We stopped briefly in The Bottom, but had our taxi take us on up to Windward Side. On the way up, we passed the Saba University School of Medicine (yes, you can go to med school in Saba) and picked up a student who was hitchhiking up the hill so she could watch Sunday night football in one of the bars. Windward Side is the big city of Saba. Here, you will find a few hotels, restaurants and bars, art galleries, museums, churches, markets and the hospital and pharmacy. Windward Side is over 1,300 feet above sea level and about a mile inland from the southern shore.
The town of The Bottom is a mere 900 feet above sea level (but less than a mile inland).This is a fully equipped small town with government offices, stores, shops and a couple of restaurants. © ArgonSailing.com
The next day, we hired “Lollipop” a local jack-of-all-trades and lovely woman who not only runs a taxi/tour, but a laundromat, guest houses and student apartments. She also does home visits to take care of an elderly woman on the island. Lollipop is what you call a good person. She acquired her moniker from one of her elderly clients who thought he was “as sweet as a lollipop.” She gave us an excellent tour of the whole length of the road, sharing lots of local trivia and telling us about her family as we went. Later, we ran into her again…in Pop’s Place, of course.
We started appreciating how incredibly clean and well maintained everything is on this small island, and we noticed more than one person outside of their home or business with a broom sweeping the street. Lollipop explained to us that this type of pride in their community is ingrained in all Sabans from a young age and it’s just part of the culture now. There is also virtually no crime, as all of the less than 2,000 inhabitants seem to know and support each other. A real community.
By Air…on the shortest runway in the world
Saba is challenging to visit by sailboat; one really needs a good weather window. You will either need to stay in Well’s Bay, which is in the lee of the island (not really a bay at all) with an extremely long dinghy ride to the port, or closer to the port which is completely exposed to the easterly trade winds and still a relatively long dinghy ride.
The much more picturesque, albeit intimidating and isolated, northwest coast of Saba. Thankfully there are a handful of well-maintained moorings (all were vacant, we were the only boat in sight), as it would be impossible to anchor here due to the depths and likely rocky bottom. © ArgonSailing.com

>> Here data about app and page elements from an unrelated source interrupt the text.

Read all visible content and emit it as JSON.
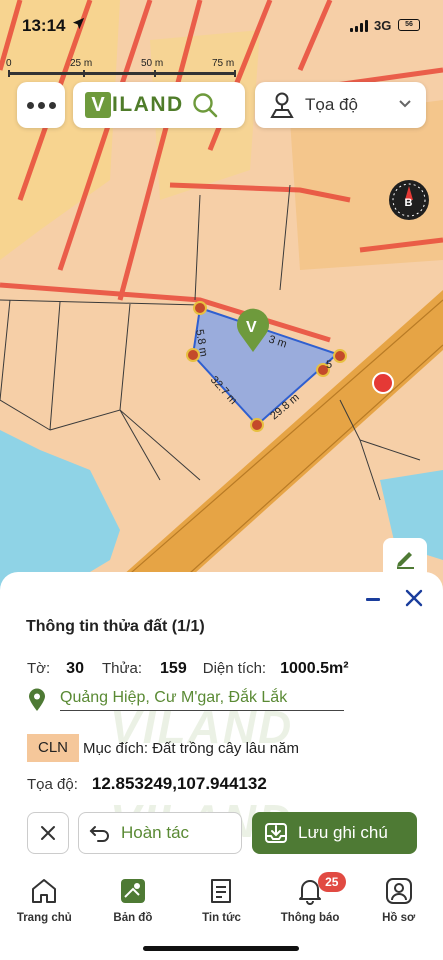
{
  "status_bar": {
    "time": "13:14",
    "network": "3G",
    "battery": "56"
  },
  "scale": {
    "labels": [
      "0",
      "25 m",
      "50 m",
      "75 m"
    ]
  },
  "top_bar": {
    "logo_text": "ILAND",
    "logo_letter": "V",
    "coord_select_value": "Tọa độ"
  },
  "map": {
    "parcel_edge_labels": [
      "5.8 m",
      "3 m",
      "32.7 m",
      "29.8 m",
      "5"
    ],
    "parcel_color": "#9aacdc",
    "road_color": "#e6a445",
    "land_color": "#f6cfa7",
    "water_color": "#8fd3e6",
    "boundary_color": "#e84a3a",
    "marker_color": "#6e9a3c"
  },
  "panel": {
    "title": "Thông tin thửa đất (1/1)",
    "sheet_label": "Tờ:",
    "sheet_value": "30",
    "parcel_label": "Thửa:",
    "parcel_value": "159",
    "area_label": "Diện tích:",
    "area_value": "1000.5m²",
    "address": "Quảng Hiệp, Cư M'gar, Đắk Lắk",
    "land_code": "CLN",
    "purpose": "Mục đích: Đất trồng cây lâu năm",
    "coord_label": "Tọa độ:",
    "coord_value": "12.853249,107.944132",
    "watermark": "VILAND",
    "undo_label": "Hoàn tác",
    "save_label": "Lưu ghi chú",
    "accent": "#4e7a34"
  },
  "bottom_nav": {
    "items": [
      {
        "label": "Trang chủ",
        "icon": "home-icon"
      },
      {
        "label": "Bản đồ",
        "icon": "map-icon"
      },
      {
        "label": "Tin tức",
        "icon": "news-icon"
      },
      {
        "label": "Thông báo",
        "icon": "bell-icon",
        "badge": "25"
      },
      {
        "label": "Hồ sơ",
        "icon": "profile-icon"
      }
    ]
  }
}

The day ferries from St. Maarten are the most popular way to travel to Saba. The last option is flying, but even this comes with challenges as another thing they said could not be done on Saba was to build an airport here. So of course they did. We met a pilot in St. Kitts who described Saba’s airport as like landing on an aircraft carrier. Apparently you are not allowed to land there until you have co-piloted with someone else who has.
After our land explorations, we moved Argon from the Port Ford mooring up to one of the mooring balls in Well’s Bay. It was from here that we would depart at midnight for the British Virgin Islands under a moonless but star-filled night.
Captain Linda Perry Riera and her husband Captain Bob Damiano are the owners and operators of All Hands Sailing Charters, LLC in Boston, MA (allhandssailing.com).
Argon is currently island- and harbor-hopping in the British and U.S. Virgin Islands. You can follow Linda and Bob’s journey (and view their very well produced videos) at ArgonSailing.com.